Ten years ago this month, PLOS ventured into the world of scientific publishing by launching its flagship journal, PLOS Biology. When Harold Varmus, Pat Brown, and Michael Eisen founded PLOS in 2000, they did so with the grand vision of making the vast stores of scientific information available to anyone with an interest—teachers, students, physicians, patients, scientists, and the general public—who didn’t have access to a research library or couldn’t afford to pay for journal subscriptions.
Frustrated by the unwillingness of publishers to make their content freely available without restriction, the founders decided to become publishers to show the world how it could be done. As they explained in their editorial in PLOS Biology’s inaugural issue: “Our aim is to catalyze a revolution in scientific publishing by providing a compelling demonstration of the value and feasibility of open-access publication.”

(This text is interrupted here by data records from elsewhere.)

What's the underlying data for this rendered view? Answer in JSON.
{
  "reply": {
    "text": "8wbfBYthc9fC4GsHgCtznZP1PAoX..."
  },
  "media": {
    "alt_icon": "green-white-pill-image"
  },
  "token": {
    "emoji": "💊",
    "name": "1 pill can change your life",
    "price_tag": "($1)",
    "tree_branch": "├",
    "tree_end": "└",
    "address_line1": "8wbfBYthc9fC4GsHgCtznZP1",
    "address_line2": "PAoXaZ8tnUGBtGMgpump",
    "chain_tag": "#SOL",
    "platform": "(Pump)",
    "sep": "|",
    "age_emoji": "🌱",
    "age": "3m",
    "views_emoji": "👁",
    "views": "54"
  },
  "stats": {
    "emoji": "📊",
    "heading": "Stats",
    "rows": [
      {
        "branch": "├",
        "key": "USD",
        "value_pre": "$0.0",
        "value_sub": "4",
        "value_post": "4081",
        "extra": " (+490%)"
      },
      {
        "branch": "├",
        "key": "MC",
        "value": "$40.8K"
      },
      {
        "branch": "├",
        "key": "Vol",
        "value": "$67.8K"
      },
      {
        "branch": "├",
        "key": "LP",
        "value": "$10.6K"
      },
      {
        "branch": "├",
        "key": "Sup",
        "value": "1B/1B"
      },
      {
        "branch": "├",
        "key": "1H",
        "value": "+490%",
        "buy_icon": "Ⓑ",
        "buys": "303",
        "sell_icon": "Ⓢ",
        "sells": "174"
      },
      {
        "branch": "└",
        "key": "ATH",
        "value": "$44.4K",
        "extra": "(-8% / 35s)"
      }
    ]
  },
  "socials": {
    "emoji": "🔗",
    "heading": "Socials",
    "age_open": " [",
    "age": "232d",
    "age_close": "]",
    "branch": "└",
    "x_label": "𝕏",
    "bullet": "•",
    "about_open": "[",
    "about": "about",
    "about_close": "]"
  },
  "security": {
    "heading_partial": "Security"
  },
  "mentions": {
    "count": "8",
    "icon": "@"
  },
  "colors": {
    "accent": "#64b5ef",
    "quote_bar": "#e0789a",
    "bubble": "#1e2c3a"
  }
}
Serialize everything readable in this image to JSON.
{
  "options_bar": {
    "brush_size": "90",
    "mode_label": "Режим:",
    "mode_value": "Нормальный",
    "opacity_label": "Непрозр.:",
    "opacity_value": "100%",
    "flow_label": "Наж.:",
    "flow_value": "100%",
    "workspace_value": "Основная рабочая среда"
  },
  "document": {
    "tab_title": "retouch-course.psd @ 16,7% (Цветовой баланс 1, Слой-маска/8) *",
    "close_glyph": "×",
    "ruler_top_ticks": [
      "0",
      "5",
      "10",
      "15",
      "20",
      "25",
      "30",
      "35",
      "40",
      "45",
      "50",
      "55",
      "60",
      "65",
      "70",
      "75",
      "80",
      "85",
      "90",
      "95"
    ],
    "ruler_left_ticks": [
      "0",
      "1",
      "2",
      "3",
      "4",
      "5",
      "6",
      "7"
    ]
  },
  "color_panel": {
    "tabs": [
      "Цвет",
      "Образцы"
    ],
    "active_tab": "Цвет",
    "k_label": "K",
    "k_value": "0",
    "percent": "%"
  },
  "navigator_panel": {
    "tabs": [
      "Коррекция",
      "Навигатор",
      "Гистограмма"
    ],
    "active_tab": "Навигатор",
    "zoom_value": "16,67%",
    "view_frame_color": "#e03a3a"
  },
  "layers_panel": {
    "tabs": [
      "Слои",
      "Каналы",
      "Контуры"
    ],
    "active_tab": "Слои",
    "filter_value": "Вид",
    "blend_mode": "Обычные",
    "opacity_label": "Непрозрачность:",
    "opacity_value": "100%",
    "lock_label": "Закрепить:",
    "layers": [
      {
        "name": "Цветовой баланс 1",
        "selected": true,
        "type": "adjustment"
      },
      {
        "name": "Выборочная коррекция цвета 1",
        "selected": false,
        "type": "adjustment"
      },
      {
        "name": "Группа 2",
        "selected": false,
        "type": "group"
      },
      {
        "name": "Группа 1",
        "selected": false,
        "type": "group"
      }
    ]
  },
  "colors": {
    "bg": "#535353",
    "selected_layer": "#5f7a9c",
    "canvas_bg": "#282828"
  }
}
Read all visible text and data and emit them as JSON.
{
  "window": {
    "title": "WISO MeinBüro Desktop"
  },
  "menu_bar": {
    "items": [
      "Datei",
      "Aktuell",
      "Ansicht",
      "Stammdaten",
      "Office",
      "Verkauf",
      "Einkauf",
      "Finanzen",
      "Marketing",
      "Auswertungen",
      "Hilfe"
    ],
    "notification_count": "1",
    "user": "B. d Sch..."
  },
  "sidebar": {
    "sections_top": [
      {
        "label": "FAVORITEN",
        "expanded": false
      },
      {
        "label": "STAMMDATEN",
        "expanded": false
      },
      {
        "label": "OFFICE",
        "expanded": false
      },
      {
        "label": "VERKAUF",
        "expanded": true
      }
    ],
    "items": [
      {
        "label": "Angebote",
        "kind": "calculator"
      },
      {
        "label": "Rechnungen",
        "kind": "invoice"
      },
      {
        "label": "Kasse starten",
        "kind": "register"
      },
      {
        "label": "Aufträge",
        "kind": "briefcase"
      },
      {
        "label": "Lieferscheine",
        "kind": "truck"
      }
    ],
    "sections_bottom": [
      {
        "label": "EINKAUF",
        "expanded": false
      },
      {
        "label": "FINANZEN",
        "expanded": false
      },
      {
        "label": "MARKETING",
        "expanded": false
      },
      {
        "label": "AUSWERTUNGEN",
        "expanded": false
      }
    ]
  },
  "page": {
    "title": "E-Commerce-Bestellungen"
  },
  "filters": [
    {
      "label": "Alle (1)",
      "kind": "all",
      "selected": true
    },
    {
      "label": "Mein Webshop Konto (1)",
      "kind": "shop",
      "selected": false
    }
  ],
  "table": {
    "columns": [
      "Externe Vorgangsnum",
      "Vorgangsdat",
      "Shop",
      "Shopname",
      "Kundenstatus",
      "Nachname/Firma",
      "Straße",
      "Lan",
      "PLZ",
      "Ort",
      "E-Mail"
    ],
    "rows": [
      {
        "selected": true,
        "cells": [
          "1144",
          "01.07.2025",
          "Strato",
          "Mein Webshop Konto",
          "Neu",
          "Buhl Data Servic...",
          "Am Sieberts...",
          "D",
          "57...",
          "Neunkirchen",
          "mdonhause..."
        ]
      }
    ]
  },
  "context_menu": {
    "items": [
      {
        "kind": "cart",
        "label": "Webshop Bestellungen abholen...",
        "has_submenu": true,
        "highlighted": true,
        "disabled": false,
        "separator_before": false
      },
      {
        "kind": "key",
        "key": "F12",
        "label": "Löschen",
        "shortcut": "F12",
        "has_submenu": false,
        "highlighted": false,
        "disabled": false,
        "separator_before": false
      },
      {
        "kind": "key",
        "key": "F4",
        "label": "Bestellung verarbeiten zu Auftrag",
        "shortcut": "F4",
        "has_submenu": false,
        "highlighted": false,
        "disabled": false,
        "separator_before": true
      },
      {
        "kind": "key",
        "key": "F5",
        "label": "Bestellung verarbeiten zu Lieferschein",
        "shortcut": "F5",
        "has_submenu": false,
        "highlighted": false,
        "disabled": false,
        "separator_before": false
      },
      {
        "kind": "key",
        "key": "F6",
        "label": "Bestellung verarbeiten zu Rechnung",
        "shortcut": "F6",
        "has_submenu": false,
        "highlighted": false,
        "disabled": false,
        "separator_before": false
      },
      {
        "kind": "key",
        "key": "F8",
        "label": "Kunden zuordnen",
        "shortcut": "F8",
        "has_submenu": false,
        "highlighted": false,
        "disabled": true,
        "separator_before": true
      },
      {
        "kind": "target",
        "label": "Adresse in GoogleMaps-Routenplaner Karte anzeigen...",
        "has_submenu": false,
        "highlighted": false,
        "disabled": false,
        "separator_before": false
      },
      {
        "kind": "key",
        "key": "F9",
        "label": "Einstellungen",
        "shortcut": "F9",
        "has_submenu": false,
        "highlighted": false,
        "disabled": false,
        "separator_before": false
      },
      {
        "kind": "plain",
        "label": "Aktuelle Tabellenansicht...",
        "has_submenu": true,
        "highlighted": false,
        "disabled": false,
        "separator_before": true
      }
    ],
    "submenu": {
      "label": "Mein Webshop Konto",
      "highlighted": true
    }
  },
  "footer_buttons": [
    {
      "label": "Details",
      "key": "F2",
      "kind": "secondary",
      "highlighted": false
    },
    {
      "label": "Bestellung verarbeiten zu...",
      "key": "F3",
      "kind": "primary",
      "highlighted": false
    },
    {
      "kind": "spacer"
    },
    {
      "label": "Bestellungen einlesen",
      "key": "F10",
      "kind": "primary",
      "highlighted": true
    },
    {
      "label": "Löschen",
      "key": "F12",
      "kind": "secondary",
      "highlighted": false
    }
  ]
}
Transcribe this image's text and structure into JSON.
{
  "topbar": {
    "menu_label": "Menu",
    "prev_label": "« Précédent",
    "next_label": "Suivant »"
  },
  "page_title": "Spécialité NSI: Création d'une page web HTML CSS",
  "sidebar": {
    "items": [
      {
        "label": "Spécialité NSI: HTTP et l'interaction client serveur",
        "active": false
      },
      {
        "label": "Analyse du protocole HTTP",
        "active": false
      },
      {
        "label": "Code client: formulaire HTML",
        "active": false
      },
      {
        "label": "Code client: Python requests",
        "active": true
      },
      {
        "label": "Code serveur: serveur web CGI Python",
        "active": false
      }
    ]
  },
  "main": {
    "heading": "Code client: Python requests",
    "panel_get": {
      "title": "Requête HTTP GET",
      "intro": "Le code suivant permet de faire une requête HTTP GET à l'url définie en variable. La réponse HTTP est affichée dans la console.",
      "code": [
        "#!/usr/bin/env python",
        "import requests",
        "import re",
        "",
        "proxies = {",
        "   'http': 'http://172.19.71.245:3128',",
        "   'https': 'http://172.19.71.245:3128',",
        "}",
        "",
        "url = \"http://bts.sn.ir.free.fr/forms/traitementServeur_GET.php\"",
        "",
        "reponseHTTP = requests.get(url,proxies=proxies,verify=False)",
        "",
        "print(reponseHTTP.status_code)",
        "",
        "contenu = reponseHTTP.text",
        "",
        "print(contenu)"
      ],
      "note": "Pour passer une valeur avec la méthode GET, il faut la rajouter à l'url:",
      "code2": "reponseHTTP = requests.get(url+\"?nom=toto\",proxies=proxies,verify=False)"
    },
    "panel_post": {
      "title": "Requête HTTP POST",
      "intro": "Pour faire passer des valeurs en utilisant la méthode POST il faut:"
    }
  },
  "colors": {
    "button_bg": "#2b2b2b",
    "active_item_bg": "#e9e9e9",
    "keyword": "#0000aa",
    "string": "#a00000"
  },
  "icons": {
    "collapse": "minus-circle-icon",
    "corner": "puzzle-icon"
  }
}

To mark the occasion of PLOS Biology’s 10th anniversary, we asked co-founder Michael Eisen and his brother, Jonathan Eisen, who has served first as Academic Editor-in-Chief of PLOS Biology and now as Chair of the Advisory Board for the journal, to reflect on the early days of PLOS and PLOS Biology, open access, and the future of scientific publishing.
“Ten years ago, everybody said it wasn’t going to make it a year,” Michael Eisen says. “I don’t think anybody thought that PLOS or PLOS Biology would still be around after a decade. They thought we were naïve, crazy idealists who were playing around with some foundation’s money to start a journal.”
“Have we accomplished everything we wanted to accomplish 10 years ago? No. Have we fundamentally changed the way people think about science publishing? I think the answer is yes.”